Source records
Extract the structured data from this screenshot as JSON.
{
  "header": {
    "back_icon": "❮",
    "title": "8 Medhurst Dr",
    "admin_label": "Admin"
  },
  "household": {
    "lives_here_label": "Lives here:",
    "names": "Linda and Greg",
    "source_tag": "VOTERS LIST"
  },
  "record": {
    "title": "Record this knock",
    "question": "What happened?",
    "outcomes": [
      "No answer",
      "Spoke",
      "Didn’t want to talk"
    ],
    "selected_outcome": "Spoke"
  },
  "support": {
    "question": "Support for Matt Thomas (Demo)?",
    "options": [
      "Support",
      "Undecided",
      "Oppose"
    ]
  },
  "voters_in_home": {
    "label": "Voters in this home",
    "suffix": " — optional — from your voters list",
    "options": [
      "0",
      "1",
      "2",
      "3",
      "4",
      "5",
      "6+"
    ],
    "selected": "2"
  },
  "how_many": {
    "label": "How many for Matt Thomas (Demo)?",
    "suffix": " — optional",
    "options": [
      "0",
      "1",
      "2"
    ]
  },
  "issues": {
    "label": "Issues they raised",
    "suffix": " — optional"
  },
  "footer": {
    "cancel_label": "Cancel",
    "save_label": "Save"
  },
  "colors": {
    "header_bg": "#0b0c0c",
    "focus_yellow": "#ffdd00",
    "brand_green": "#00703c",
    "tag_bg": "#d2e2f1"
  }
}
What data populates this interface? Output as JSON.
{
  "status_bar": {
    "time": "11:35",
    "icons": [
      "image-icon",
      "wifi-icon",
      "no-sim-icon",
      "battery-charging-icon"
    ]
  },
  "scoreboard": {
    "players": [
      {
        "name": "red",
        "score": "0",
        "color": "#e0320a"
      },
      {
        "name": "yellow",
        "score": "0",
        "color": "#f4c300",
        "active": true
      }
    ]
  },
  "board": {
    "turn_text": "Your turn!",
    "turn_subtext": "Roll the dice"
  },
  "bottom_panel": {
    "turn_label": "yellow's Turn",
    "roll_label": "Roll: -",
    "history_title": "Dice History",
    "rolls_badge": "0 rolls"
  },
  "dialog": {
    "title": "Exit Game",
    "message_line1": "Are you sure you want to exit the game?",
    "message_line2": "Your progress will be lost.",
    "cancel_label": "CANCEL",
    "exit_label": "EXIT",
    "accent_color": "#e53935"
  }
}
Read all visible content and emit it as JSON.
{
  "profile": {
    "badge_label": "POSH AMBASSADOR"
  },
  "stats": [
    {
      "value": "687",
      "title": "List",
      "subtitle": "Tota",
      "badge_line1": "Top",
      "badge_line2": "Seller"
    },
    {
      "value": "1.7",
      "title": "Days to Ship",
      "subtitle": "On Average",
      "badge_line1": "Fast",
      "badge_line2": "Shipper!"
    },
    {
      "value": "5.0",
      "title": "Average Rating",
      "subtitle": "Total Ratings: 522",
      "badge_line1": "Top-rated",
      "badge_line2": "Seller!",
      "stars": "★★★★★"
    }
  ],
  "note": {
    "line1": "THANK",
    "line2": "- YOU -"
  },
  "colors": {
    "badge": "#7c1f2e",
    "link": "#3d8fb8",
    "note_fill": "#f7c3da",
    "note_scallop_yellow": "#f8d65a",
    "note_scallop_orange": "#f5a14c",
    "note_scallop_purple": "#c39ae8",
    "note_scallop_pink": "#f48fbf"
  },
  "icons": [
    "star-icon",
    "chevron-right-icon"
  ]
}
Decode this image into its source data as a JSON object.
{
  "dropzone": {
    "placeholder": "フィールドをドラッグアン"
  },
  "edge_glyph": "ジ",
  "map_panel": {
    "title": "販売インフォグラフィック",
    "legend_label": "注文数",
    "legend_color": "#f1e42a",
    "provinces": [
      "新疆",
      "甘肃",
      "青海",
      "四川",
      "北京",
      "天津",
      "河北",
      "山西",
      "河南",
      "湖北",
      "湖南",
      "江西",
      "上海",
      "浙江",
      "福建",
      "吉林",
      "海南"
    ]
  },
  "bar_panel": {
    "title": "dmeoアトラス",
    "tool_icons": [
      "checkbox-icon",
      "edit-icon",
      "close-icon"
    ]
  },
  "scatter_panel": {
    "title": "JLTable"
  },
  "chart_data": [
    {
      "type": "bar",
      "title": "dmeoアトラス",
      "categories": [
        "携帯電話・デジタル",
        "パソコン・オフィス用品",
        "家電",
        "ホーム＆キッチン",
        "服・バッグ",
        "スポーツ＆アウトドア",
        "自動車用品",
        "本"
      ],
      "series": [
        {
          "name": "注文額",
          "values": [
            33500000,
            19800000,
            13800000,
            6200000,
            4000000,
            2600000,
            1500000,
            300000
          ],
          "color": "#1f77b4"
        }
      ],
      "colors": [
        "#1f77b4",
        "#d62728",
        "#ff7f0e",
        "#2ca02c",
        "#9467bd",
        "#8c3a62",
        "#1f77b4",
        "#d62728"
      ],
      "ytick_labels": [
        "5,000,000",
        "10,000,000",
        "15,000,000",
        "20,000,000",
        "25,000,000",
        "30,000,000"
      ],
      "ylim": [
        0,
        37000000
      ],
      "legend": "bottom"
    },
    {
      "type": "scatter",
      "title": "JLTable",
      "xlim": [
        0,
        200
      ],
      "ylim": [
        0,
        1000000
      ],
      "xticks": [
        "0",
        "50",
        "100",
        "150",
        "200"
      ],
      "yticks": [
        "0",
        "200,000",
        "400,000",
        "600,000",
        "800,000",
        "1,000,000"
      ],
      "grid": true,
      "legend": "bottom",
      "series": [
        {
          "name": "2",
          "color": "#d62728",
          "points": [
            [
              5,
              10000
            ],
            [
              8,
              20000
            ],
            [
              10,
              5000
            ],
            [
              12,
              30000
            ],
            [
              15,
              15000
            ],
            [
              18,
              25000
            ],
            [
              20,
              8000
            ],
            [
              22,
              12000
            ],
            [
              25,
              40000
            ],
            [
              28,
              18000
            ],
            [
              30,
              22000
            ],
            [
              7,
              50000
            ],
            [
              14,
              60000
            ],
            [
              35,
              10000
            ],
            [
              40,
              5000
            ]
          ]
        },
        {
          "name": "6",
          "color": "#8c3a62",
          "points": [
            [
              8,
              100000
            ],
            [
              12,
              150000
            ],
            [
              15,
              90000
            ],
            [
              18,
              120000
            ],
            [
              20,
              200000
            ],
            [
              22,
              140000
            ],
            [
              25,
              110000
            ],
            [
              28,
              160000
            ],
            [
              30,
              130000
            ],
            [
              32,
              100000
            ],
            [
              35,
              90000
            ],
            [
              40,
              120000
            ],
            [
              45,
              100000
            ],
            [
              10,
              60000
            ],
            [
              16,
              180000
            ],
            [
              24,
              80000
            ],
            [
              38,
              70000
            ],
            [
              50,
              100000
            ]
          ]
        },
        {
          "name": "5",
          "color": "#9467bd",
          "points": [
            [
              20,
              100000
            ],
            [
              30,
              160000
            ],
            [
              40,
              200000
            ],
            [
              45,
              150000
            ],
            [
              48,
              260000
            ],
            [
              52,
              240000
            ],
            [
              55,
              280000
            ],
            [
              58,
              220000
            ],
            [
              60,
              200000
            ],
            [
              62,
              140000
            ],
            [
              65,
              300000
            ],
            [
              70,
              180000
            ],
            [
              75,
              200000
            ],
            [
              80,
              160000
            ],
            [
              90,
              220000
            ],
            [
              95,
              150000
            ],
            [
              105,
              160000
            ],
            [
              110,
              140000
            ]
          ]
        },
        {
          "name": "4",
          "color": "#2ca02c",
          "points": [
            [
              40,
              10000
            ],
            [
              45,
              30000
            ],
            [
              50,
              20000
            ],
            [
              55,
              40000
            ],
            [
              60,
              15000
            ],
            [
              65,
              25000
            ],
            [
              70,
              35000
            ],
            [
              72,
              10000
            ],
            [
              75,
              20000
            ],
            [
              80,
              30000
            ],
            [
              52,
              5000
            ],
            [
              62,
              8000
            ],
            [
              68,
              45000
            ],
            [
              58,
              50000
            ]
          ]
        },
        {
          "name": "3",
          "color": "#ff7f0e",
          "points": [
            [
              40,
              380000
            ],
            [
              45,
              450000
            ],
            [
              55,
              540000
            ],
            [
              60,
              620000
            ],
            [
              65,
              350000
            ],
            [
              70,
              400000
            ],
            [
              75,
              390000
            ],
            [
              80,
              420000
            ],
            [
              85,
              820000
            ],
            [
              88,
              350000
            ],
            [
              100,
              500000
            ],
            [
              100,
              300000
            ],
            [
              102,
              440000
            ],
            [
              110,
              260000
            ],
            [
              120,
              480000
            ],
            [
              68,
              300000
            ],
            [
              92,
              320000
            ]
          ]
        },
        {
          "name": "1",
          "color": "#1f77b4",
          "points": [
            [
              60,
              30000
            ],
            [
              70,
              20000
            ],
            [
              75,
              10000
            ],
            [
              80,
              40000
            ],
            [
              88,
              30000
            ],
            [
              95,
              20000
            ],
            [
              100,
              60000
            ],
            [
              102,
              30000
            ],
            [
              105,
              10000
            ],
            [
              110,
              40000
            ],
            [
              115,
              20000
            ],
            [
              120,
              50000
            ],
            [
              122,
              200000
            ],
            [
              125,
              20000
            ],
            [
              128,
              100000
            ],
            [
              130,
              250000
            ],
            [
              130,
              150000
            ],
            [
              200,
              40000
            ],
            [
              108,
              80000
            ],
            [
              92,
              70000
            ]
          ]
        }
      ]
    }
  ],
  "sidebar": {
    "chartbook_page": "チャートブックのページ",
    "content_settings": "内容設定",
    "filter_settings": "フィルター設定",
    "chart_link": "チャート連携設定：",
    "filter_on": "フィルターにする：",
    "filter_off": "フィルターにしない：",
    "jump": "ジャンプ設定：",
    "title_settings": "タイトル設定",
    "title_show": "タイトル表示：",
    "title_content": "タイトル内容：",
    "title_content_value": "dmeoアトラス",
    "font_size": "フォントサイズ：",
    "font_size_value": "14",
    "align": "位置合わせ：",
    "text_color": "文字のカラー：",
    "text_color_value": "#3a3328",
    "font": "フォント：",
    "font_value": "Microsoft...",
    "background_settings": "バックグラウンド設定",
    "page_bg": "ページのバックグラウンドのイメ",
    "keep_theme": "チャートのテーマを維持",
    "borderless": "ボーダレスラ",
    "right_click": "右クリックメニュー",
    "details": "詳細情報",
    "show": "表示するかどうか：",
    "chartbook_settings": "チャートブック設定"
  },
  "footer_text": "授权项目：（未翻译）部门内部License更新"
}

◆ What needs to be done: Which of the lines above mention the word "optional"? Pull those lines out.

◆ Response to the exercise:
    "suffix": " — optional — from your voters list",
    "suffix": " — optional",
    "suffix": " — optional"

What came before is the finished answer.